- _Description of the task_: Report each line of the records below that holds the word "alot".

- _Website and app data records_:
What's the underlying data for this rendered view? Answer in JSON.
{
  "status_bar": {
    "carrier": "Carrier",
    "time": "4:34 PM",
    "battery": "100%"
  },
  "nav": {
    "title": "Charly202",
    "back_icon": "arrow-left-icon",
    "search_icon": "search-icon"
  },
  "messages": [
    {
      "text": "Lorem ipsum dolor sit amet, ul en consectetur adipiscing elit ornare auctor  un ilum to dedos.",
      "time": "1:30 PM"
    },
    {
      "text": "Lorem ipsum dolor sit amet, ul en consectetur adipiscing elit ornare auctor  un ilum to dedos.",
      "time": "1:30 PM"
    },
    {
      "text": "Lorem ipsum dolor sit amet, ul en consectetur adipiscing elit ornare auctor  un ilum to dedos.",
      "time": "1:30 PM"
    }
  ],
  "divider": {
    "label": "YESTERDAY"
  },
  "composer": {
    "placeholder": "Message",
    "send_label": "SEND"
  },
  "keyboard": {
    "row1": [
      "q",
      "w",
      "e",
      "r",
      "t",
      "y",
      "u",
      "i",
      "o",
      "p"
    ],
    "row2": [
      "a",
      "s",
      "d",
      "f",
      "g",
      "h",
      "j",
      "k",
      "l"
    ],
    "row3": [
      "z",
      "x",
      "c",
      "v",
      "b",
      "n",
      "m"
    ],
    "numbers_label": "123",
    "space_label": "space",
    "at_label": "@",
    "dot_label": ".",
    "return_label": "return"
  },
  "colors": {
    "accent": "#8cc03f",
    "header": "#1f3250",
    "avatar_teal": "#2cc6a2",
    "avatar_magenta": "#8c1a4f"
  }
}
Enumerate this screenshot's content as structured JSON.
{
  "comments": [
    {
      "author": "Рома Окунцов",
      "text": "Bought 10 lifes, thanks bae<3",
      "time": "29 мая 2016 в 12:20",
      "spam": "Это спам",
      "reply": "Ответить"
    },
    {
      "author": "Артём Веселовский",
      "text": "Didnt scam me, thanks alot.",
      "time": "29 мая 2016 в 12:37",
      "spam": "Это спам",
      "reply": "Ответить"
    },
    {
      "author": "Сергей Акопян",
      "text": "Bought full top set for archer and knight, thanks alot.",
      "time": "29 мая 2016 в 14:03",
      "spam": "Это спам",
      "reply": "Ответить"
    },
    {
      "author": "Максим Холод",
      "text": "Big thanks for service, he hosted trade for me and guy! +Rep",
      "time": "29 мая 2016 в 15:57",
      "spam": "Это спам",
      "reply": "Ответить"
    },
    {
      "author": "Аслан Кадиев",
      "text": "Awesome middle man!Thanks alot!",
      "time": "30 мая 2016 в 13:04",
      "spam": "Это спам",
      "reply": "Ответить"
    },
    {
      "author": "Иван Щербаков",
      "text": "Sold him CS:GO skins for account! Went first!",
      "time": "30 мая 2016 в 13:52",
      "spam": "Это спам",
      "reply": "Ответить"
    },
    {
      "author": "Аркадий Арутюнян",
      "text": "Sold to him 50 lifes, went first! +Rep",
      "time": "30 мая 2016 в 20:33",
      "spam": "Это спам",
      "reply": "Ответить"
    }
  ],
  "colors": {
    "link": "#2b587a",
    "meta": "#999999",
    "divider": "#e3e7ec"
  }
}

- _Completed task_:
      "text": "Didnt scam me, thanks alot.",
      "text": "Bought full top set for archer and knight, thanks alot.",
      "text": "Awesome middle man!Thanks alot!",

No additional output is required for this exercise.